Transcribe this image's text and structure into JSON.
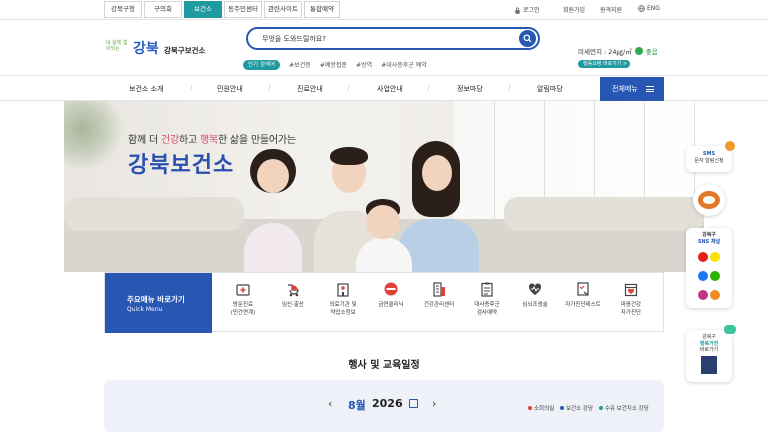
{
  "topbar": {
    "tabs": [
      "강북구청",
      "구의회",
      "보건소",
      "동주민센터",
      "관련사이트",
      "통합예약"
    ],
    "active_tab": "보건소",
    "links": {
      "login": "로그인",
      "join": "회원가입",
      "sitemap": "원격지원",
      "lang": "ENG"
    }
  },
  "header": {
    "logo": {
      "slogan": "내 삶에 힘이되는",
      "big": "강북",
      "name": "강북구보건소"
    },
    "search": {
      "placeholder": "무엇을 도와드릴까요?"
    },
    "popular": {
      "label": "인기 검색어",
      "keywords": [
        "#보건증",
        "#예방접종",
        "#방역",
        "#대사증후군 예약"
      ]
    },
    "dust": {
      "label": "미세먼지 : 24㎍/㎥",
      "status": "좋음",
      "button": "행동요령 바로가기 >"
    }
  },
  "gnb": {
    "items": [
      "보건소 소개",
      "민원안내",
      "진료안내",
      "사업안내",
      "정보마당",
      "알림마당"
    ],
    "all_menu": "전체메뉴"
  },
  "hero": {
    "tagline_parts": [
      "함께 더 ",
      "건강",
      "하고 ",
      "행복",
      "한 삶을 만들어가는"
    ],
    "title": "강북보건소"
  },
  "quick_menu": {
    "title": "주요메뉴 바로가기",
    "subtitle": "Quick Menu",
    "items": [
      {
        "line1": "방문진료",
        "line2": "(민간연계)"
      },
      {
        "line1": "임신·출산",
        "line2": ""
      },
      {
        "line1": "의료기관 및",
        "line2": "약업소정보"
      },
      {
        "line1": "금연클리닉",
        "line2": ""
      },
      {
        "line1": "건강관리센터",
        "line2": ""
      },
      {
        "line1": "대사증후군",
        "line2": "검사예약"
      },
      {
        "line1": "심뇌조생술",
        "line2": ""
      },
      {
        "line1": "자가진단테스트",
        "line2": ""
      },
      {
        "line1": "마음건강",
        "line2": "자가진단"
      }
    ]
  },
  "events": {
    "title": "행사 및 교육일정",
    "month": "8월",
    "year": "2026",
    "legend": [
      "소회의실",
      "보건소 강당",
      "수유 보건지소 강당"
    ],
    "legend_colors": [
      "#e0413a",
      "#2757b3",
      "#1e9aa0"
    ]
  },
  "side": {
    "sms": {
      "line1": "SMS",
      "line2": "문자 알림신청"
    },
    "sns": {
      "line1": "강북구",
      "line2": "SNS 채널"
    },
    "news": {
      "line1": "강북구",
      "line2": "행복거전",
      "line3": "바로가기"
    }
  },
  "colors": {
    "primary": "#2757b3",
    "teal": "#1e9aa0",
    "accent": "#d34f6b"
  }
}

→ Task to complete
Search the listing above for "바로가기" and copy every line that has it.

→ Worked solution
      "button": "행동요령 바로가기 >"
    "title": "주요메뉴 바로가기",
      "line3": "바로가기"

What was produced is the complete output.